Reproductive Rights News Roundup – 7/19/2019

Miami Beach City Commission to vote on resolution to “protect and promote” reproductive rights [They passed it!]
By Mitch Perry
Florida Phoenix
Saying that they want to send a clear message to lawmakers in Tallahassee that communities in Florida oppose efforts to restrict abortion, the Miami Beach City Commission is poised to vote on a resolution Wednesday which will invite other Florida cities to join them in “safeguarding and promoting access to reproductive healthcare and abortion rights.”

Trump abortion restrictions effective immediately
By Ricardo Alonzo-Zaldivar
Associated Press
Taxpayer-funded family planning clinics must stop referring women for abortions immediately, the Trump administration said Monday, declaring it will begin enforcing a new regulation hailed by religious conservatives and denounced by medical organizations and women’s rights groups.

Here’s How Trump’s New Abortion Restrictions Could Affect You
By Andrea González-Ramírez
President Donald Trump’s Department of Health and Human Services (HHS) announced Monday it has started to enforce its “domestic gag rule,” which blocks health providers that offer abortion or even discuss it with patients from receiving federal funding via the Title X program.

Who Will Be Planned Parenthood’s New CEO? Alexis McGill Johnson Is Leading The Organization
By Celia Darrough
In an unexpected announcement Tuesday afternoon, Planned Parenthood said its new CEO, Dr. Leana Wen, would be stepping down after less than a year in the role.

Southern states funnel public money to fake abortion clinics
By Sarah Moore
Facing South
Nine states, six of them in the South, have passed admittedly unconstitutional abortion bans this year with the express aim of challenging the right to terminate a pregnancy as established in the U.S. Supreme Court’s 1973 Roe v. Wade decision.

Where Roe v. Wade Matters Most
By Quoctrung Bui, Claire Cain Miller and Margot Sanger-Katz
New York Times
Tammi Kromenaker runs the Red River Women’s Clinic, the only clinic that provides abortions in North Dakota.

This Abortion Drug Is Safe And Effective. Why Can’t You Buy It In A Pharmacy?
By Molly Redden
Huffington Post
A first-of-its-kind study underway in California and Washington state could pave the way for the Food and Drug Administration to make mifepristone, the most widely used abortion drug in the United States, available at pharmacies.
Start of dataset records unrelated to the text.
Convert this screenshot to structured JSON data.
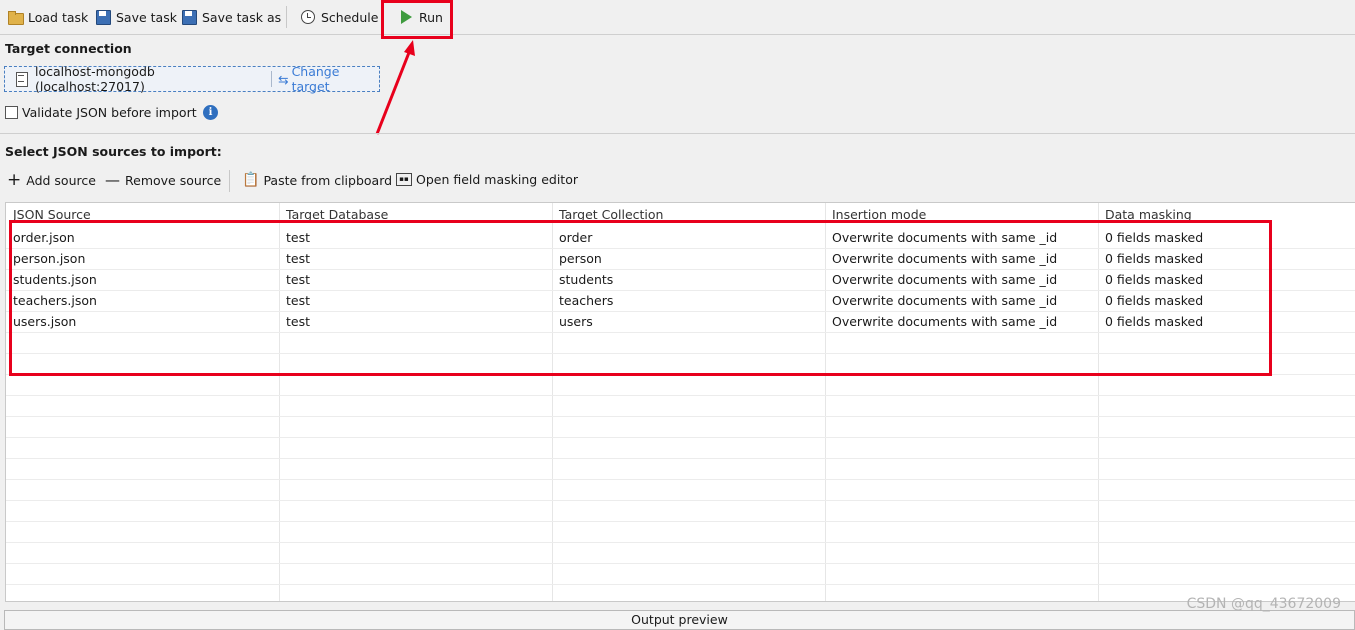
{
  "toolbar": {
    "load_task": "Load task",
    "save_task": "Save task",
    "save_task_as": "Save task as",
    "schedule": "Schedule",
    "run": "Run"
  },
  "target_connection": {
    "title": "Target connection",
    "connection_name": "localhost-mongodb (localhost:27017)",
    "change_target": "Change target",
    "validate_label": "Validate JSON before import",
    "validate_checked": false
  },
  "sources": {
    "title": "Select JSON sources to import:",
    "add_source": "Add source",
    "remove_source": "Remove source",
    "paste_clipboard": "Paste from clipboard",
    "masking_editor": "Open field masking editor"
  },
  "table": {
    "headers": [
      "JSON Source",
      "Target Database",
      "Target Collection",
      "Insertion mode",
      "Data masking"
    ],
    "rows": [
      [
        "order.json",
        "test",
        "order",
        "Overwrite documents with same _id",
        "0 fields masked"
      ],
      [
        "person.json",
        "test",
        "person",
        "Overwrite documents with same _id",
        "0 fields masked"
      ],
      [
        "students.json",
        "test",
        "students",
        "Overwrite documents with same _id",
        "0 fields masked"
      ],
      [
        "teachers.json",
        "test",
        "teachers",
        "Overwrite documents with same _id",
        "0 fields masked"
      ],
      [
        "users.json",
        "test",
        "users",
        "Overwrite documents with same _id",
        "0 fields masked"
      ]
    ]
  },
  "output_preview": "Output preview",
  "watermark": "CSDN @qq_43672009",
  "colors": {
    "highlight": "#e8001c",
    "link": "#3a7bd5",
    "run_icon": "#3f9b3f"
  }
}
The GOP’s nightmare scenario is playing out in its Obamacare lawsuit
By Jon Healey
South Florida Sun Sentinel
Either one of those outcomes would force GOP candidates to defend the attack on a law that grew more popular the closer congressional Republicans came to repealing it. A partial repeal that killed the protections for preexisting conditions would be the worst of all for Republicans, given the public’s overwhelming support for those provisions.

Medicaid expansion would save Florida millions in state dollars
By Anne Swerlick, Florida Policy Institute
Tampa Bay Times
Thanks to the Affordable Care Act, about 1.2 million fewer Florida residents were uninsured in 2017 than in 2013, the year before major provisions of the landmark federal health law went into effect.

Distance traveled to obtain clinical abortion care in the United States and reasons for clinic choice
By Liza Fuentes and Jenna Jerman
Guttmacher Institute
Greater distance to abortion facilities is associated with greater out-of-pocket costs, emergency room follow-up care, negative mental health, and delayed care among U.S. abortion patients.

Characteristics of immigrants obtaining abortions and comparison with U.S.-born individuals
Sheila Desai, Ellie Leong and Rachel K. Gones
Guttmacher Institute
Little information exists about individuals born outside of the United States who seek abortion services from U.S.-based providers. Baseline data are necessary to identify future changes in the profile of this population.

Shoring Up Reproductive Autonomy: Title X’s Foundational Role
By Kinsey Hasstedt
Guttmacher Institute
The Title X national family planning program was established in 1970 with the express intent of addressing inequities in access to contraceptive and related services.